Nelson Mandela wrote a letter every day of his life.
He also wrote diaries, kept notebooks, scratched out ideas for speeches and doodled his thoughts and meditations on scraps of paper.
In this programme Fergal Keane takes a journey through this special archive, which was bequeathed to the Nelson Mandela Foundation in 2009 and published by Macmillan in the book 'Conversations With Myself' in October 2010.
The archive reveals surprises, painful reminders and unanswered questions and offers insight into the experiences which led to Mandela's daily disciplines, life lessons and to the moral and political vision which inspired and continues to inspire so many.
We hear the voice of someone who is communicating not necessarily to a particular audience but who is laying out his personal thoughts.
We are also given snatches of audio archive - conversations between Mr Mandela and one of his closest friends and colleagues, Ahmed Kathrada speaking on a range of subjects from lessons on how to fire a rifle, to Tracy Chapman.
We hear Mandela's reflections as an activist with the ANC in the 1960s.
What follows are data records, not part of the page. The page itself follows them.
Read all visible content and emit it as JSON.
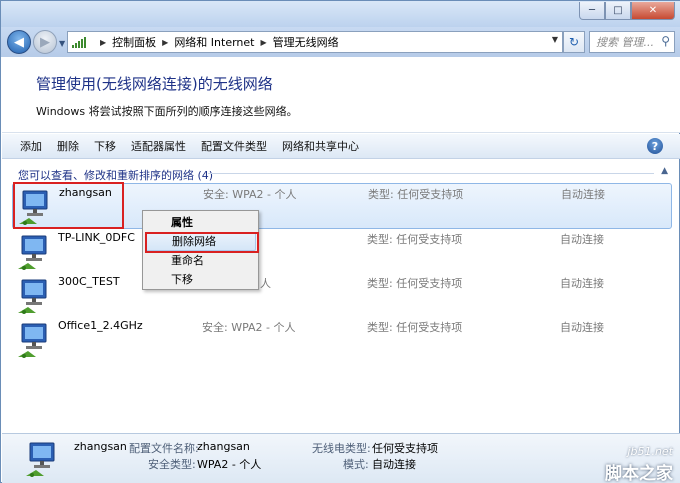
{
  "window": {
    "controls": [
      "─",
      "□",
      "✕"
    ]
  },
  "nav": {
    "back": "◀",
    "forward": "▶",
    "breadcrumb": [
      "控制面板",
      "网络和 Internet",
      "管理无线网络"
    ],
    "breadcrumb_sep": "▶",
    "search_placeholder": "搜索 管理...",
    "refresh": "↻"
  },
  "header": {
    "title": "管理使用(无线网络连接)的无线网络",
    "subtitle": "Windows 将尝试按照下面所列的顺序连接这些网络。"
  },
  "toolbar": {
    "items": [
      "添加",
      "删除",
      "下移",
      "适配器属性",
      "配置文件类型",
      "网络和共享中心"
    ],
    "help": "?"
  },
  "group": {
    "label": "您可以查看、修改和重新排序的网络 (4)",
    "collapse": "▲"
  },
  "networks": [
    {
      "name": "zhangsan",
      "security": "安全: WPA2 - 个人",
      "type": "类型: 任何受支持项",
      "mode": "自动连接"
    },
    {
      "name": "TP-LINK_0DFC",
      "security": "",
      "type": "类型: 任何受支持项",
      "mode": "自动连接"
    },
    {
      "name": "300C_TEST",
      "security": "人",
      "type": "类型: 任何受支持项",
      "mode": "自动连接"
    },
    {
      "name": "Office1_2.4GHz",
      "security": "安全: WPA2 - 个人",
      "type": "类型: 任何受支持项",
      "mode": "自动连接"
    }
  ],
  "context_menu": {
    "items": [
      "属性",
      "删除网络",
      "重命名",
      "下移"
    ]
  },
  "details": {
    "name": "zhangsan",
    "profile_label": "配置文件名称:",
    "profile_value": "zhangsan",
    "radio_label": "无线电类型:",
    "radio_value": "任何受支持项",
    "security_label": "安全类型:",
    "security_value": "WPA2 - 个人",
    "mode_label": "模式:",
    "mode_value": "自动连接"
  },
  "watermark": {
    "site": "jb51.net",
    "brand": "脚本之家"
  }
}
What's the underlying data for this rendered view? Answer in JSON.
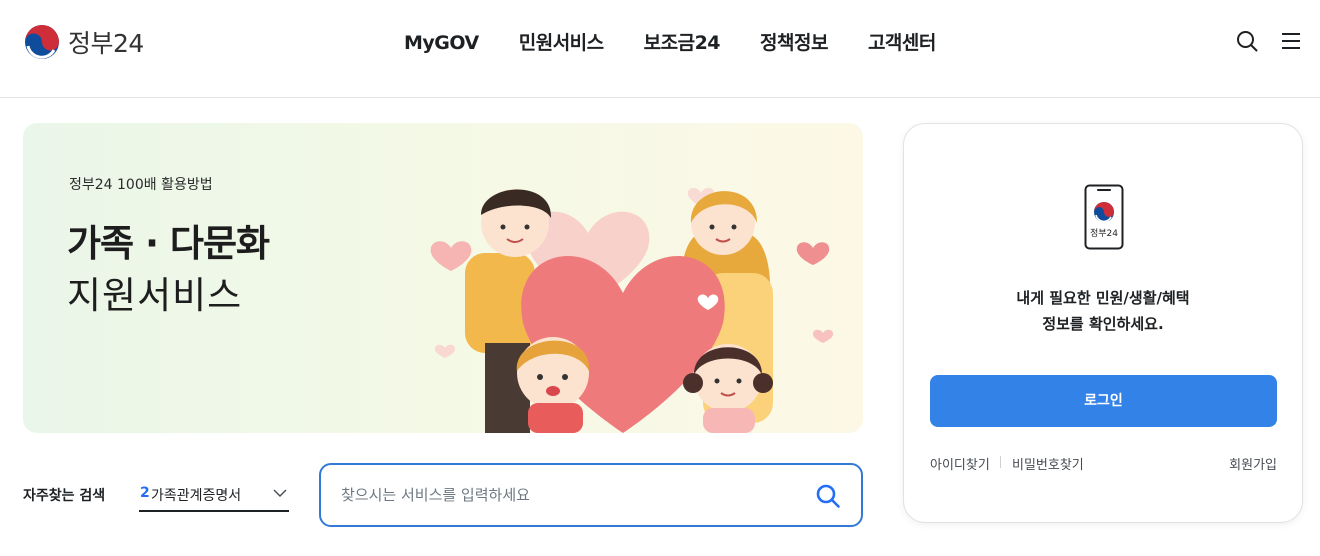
{
  "header": {
    "logo_text": "정부24",
    "nav": [
      "MyGOV",
      "민원서비스",
      "보조금24",
      "정책정보",
      "고객센터"
    ]
  },
  "banner": {
    "subtitle": "정부24 100배 활용방법",
    "title_line1": "가족 · 다문화",
    "title_line2": "지원서비스"
  },
  "frequent_search": {
    "label": "자주찾는 검색",
    "rank": "2",
    "selected": "가족관계증명서"
  },
  "search": {
    "placeholder": "찾으시는 서비스를 입력하세요"
  },
  "login_card": {
    "phone_label": "정부24",
    "message_line1": "내게 필요한 민원/생활/혜택",
    "message_line2": "정보를 확인하세요.",
    "login_button": "로그인",
    "find_id": "아이디찾기",
    "find_password": "비밀번호찾기",
    "join": "회원가입"
  },
  "colors": {
    "accent": "#3282e8",
    "search_border": "#3379d6",
    "emblem_red": "#cd2e3a",
    "emblem_blue": "#0f4c9c"
  }
}
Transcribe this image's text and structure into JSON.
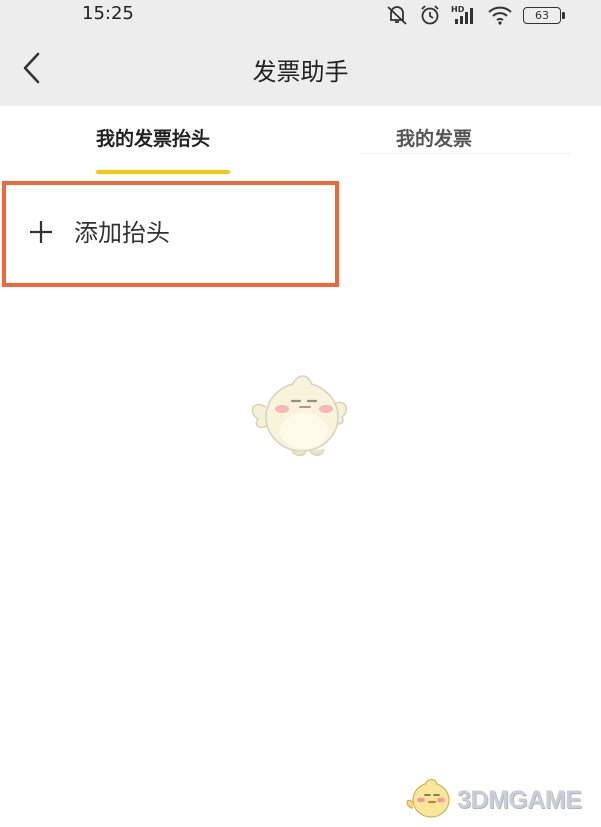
{
  "status_bar": {
    "time": "15:25",
    "battery": "63",
    "icons": [
      "mute-icon",
      "alarm-icon",
      "hd-signal-icon",
      "wifi-icon",
      "battery-icon"
    ]
  },
  "nav": {
    "title": "发票助手",
    "back_icon": "chevron-left-icon"
  },
  "tabs": [
    {
      "label": "我的发票抬头",
      "active": true
    },
    {
      "label": "我的发票",
      "active": false
    }
  ],
  "add_header": {
    "icon": "plus-icon",
    "label": "添加抬头"
  },
  "empty_state": {
    "icon": "mascot-chick-illustration"
  },
  "watermark": {
    "text": "3DMGAME"
  },
  "colors": {
    "accent_tab": "#f2c811",
    "highlight_border": "#f0683a",
    "header_bg": "#ededed"
  }
}
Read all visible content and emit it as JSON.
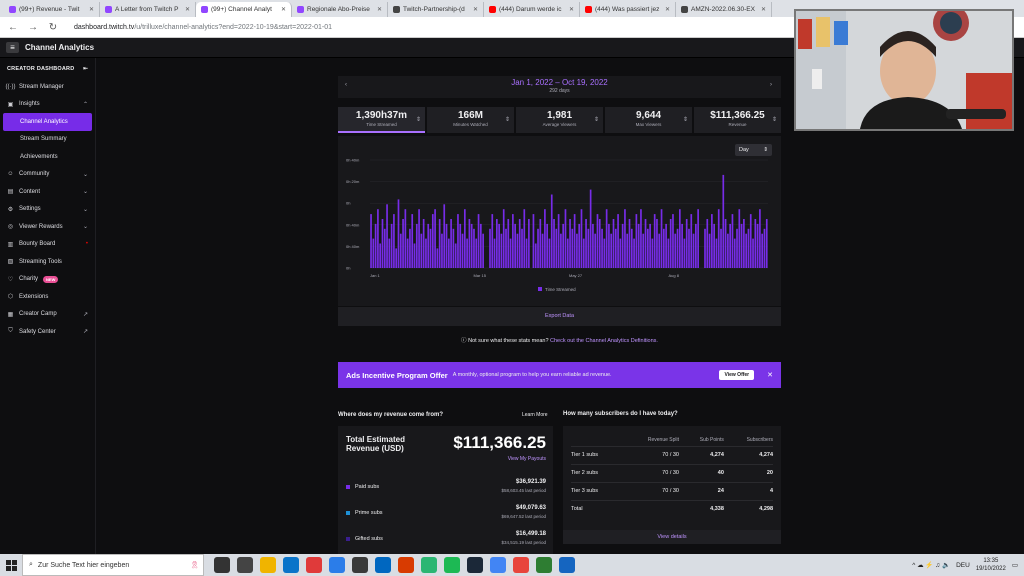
{
  "browser": {
    "tabs": [
      {
        "title": "(99+) Revenue - Twit",
        "color": "#9146ff"
      },
      {
        "title": "A Letter from Twitch P",
        "color": "#9146ff"
      },
      {
        "title": "(99+) Channel Analyt",
        "color": "#9146ff"
      },
      {
        "title": "Regionale Abo-Preise",
        "color": "#9146ff"
      },
      {
        "title": "Twitch-Partnership-(d",
        "color": "#444444"
      },
      {
        "title": "(444) Darum werde ic",
        "color": "#ff0000"
      },
      {
        "title": "(444) Was passiert jez",
        "color": "#ff0000"
      },
      {
        "title": "AMZN-2022.06.30-EX",
        "color": "#444444"
      }
    ],
    "url_host": "dashboard.twitch.tv",
    "url_path": "/u/trilluxe/channel-analytics?end=2022-10-19&start=2022-01-01"
  },
  "header": {
    "title": "Channel Analytics"
  },
  "sidebar": {
    "heading": "CREATOR DASHBOARD",
    "items": [
      {
        "label": "Stream Manager",
        "icon": "signal-icon",
        "right": ""
      },
      {
        "label": "Insights",
        "icon": "insights-icon",
        "right": "^"
      },
      {
        "label": "Channel Analytics",
        "icon": "",
        "right": ""
      },
      {
        "label": "Stream Summary",
        "icon": "",
        "right": ""
      },
      {
        "label": "Achievements",
        "icon": "",
        "right": ""
      },
      {
        "label": "Community",
        "icon": "community-icon",
        "right": "v"
      },
      {
        "label": "Content",
        "icon": "content-icon",
        "right": "v"
      },
      {
        "label": "Settings",
        "icon": "gear-icon",
        "right": "v"
      },
      {
        "label": "Viewer Rewards",
        "icon": "rewards-icon",
        "right": "v"
      },
      {
        "label": "Bounty Board",
        "icon": "bounty-icon",
        "right": "•"
      },
      {
        "label": "Streaming Tools",
        "icon": "tools-icon",
        "right": ""
      },
      {
        "label": "Charity",
        "icon": "heart-icon",
        "badge": "NEW"
      },
      {
        "label": "Extensions",
        "icon": "extensions-icon",
        "right": ""
      },
      {
        "label": "Creator Camp",
        "icon": "camp-icon",
        "right": "↗"
      },
      {
        "label": "Safety Center",
        "icon": "shield-icon",
        "right": "↗"
      }
    ]
  },
  "date_range": {
    "label": "Jan 1, 2022 – Oct 19, 2022",
    "days": "292 days"
  },
  "stats": [
    {
      "value": "1,390h37m",
      "label": "Time Streamed",
      "active": true
    },
    {
      "value": "166M",
      "label": "Minutes Watched"
    },
    {
      "value": "1,981",
      "label": "Average Viewers"
    },
    {
      "value": "9,644",
      "label": "Max Viewers"
    },
    {
      "value": "$111,366.25",
      "label": "Revenue"
    }
  ],
  "chart_controls": {
    "granularity": "Day"
  },
  "chart_data": {
    "type": "bar",
    "title": "",
    "xlabel": "",
    "ylabel": "",
    "y_ticks": [
      "0h 40m",
      "0h 20m",
      "0h",
      "0h 40m",
      "0h 40m",
      "0h"
    ],
    "x_ticks": [
      "Jan 1",
      "Mar 15",
      "May 27",
      "Aug 8"
    ],
    "legend": "Time Streamed",
    "bar_color": "#772ce8",
    "values": [
      0.55,
      0.3,
      0.45,
      0.6,
      0.25,
      0.5,
      0.4,
      0.65,
      0.3,
      0.45,
      0.55,
      0.2,
      0.7,
      0.35,
      0.5,
      0.6,
      0.3,
      0.4,
      0.55,
      0.25,
      0.45,
      0.6,
      0.35,
      0.5,
      0.3,
      0.45,
      0.4,
      0.55,
      0.6,
      0.2,
      0.5,
      0.35,
      0.65,
      0.45,
      0.3,
      0.5,
      0.4,
      0.25,
      0.55,
      0.45,
      0.35,
      0.6,
      0.3,
      0.5,
      0.45,
      0.4,
      0.3,
      0.55,
      0.45,
      0.35,
      0,
      0,
      0.4,
      0.55,
      0.3,
      0.5,
      0.45,
      0.35,
      0.6,
      0.4,
      0.5,
      0.3,
      0.55,
      0.45,
      0.35,
      0.5,
      0.4,
      0.6,
      0.3,
      0.5,
      0,
      0.55,
      0.25,
      0.4,
      0.5,
      0.35,
      0.6,
      0.45,
      0.3,
      0.75,
      0.5,
      0.4,
      0.55,
      0.35,
      0.45,
      0.6,
      0.3,
      0.5,
      0.4,
      0.55,
      0.35,
      0.45,
      0.6,
      0.3,
      0.5,
      0.4,
      0.8,
      0.45,
      0.35,
      0.55,
      0.5,
      0.4,
      0.3,
      0.6,
      0.45,
      0.35,
      0.5,
      0.4,
      0.55,
      0.3,
      0.45,
      0.6,
      0.35,
      0.5,
      0.4,
      0.3,
      0.55,
      0.45,
      0.6,
      0.35,
      0.5,
      0.4,
      0.45,
      0.3,
      0.55,
      0.5,
      0.35,
      0.6,
      0.4,
      0.45,
      0.3,
      0.5,
      0.55,
      0.35,
      0.4,
      0.6,
      0.45,
      0.3,
      0.5,
      0.4,
      0.55,
      0.35,
      0.45,
      0.6,
      0,
      0,
      0.4,
      0.5,
      0.35,
      0.55,
      0.45,
      0.3,
      0.6,
      0.4,
      0.95,
      0.5,
      0.35,
      0.45,
      0.55,
      0.3,
      0.4,
      0.6,
      0.45,
      0.5,
      0.35,
      0.4,
      0.55,
      0.3,
      0.5,
      0.45,
      0.6,
      0.35,
      0.4,
      0.5
    ]
  },
  "export_label": "Export Data",
  "help": {
    "text": "Not sure what these stats mean?",
    "link": "Check out the Channel Analytics Definitions."
  },
  "promo": {
    "title": "Ads Incentive Program Offer",
    "desc": "A monthly, optional program to help you earn reliable ad revenue.",
    "button": "View Offer"
  },
  "revenue": {
    "question": "Where does my revenue come from?",
    "learn_more": "Learn More",
    "total_label": "Total Estimated Revenue (USD)",
    "total_value": "$111,366.25",
    "view_payouts": "View My Payouts",
    "rows": [
      {
        "name": "Paid subs",
        "amount": "$36,921.39",
        "prev": "$58,603.45 last period",
        "color": "#772ce8"
      },
      {
        "name": "Prime subs",
        "amount": "$49,079.63",
        "prev": "$69,647.52 last period",
        "color": "#1e90d6"
      },
      {
        "name": "Gifted subs",
        "amount": "$16,499.18",
        "prev": "$34,515.19 last period",
        "color": "#3a1f8f"
      }
    ]
  },
  "subscribers": {
    "question": "How many subscribers do I have today?",
    "headers": [
      "",
      "Revenue Split",
      "Sub Points",
      "Subscribers"
    ],
    "rows": [
      [
        "Tier 1 subs",
        "70 / 30",
        "4,274",
        "4,274"
      ],
      [
        "Tier 2 subs",
        "70 / 30",
        "40",
        "20"
      ],
      [
        "Tier 3 subs",
        "70 / 30",
        "24",
        "4"
      ],
      [
        "Total",
        "",
        "4,338",
        "4,298"
      ]
    ],
    "view_details": "View details"
  },
  "taskbar": {
    "search_placeholder": "Zur Suche Text hier eingeben",
    "lang": "DEU",
    "time": "13:35",
    "date": "19/10/2022"
  }
}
We hear his voice at the moment he is told he will be sent to Robben Island, and in more personal moments, recalling dreams about his wife Winnie and his children, during his years apart from his family.
We hear diary excerpts written on the night of his release from Pollsmoor in February 1990, and drafts of his very early speeches as leader of the ANC.
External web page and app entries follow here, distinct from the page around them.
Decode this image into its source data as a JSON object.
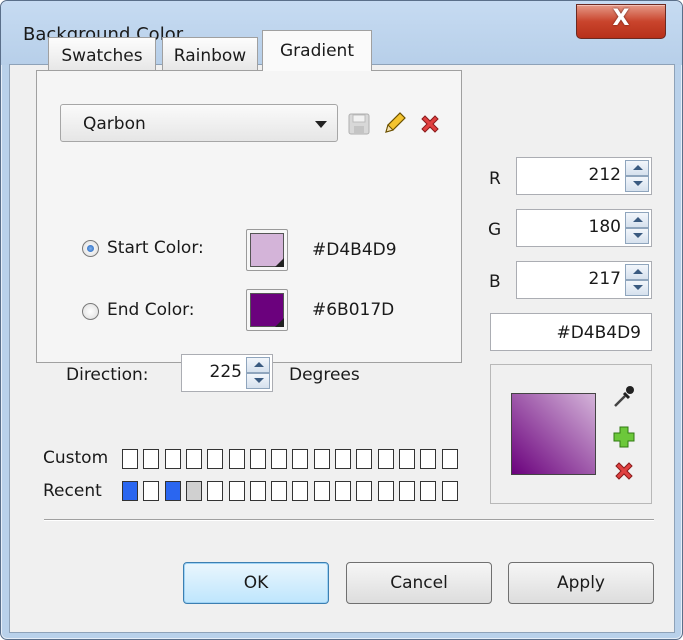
{
  "window": {
    "title": "Background Color...",
    "close_glyph": "X"
  },
  "tabs": [
    {
      "label": "Swatches",
      "active": false
    },
    {
      "label": "Rainbow",
      "active": false
    },
    {
      "label": "Gradient",
      "active": true
    }
  ],
  "gradient": {
    "preset_selected": "Qarbon",
    "start_label": "Start Color:",
    "start_hex": "#D4B4D9",
    "start_color": "#D4B4D9",
    "start_selected": true,
    "end_label": "End Color:",
    "end_hex": "#6B017D",
    "end_color": "#6B017D",
    "direction_label": "Direction:",
    "direction_value": "225",
    "direction_unit": "Degrees"
  },
  "rgb": {
    "r_label": "R",
    "r_value": "212",
    "g_label": "G",
    "g_value": "180",
    "b_label": "B",
    "b_value": "217",
    "hex_value": "#D4B4D9"
  },
  "palette": {
    "custom_label": "Custom",
    "recent_label": "Recent",
    "recent_colors": [
      "#2a66f0",
      "#ffffff",
      "#2a66f0",
      "#d0d0d0"
    ]
  },
  "buttons": {
    "ok": "OK",
    "cancel": "Cancel",
    "apply": "Apply"
  },
  "icons": {
    "save": "save-icon",
    "edit": "pencil-icon",
    "delete": "delete-icon",
    "eyedropper": "eyedropper-icon",
    "add": "add-icon",
    "remove": "remove-icon"
  }
}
And we hear extracts from letters and diaries written during his years in retirement, as he observes the ongoing political struggles of his country.
Producer: Sarah Cuddon
A Whistledown production for BBC Radio 4.
Fergal Keane takes a journey through the private notebooks and letters of Nelson Mandela.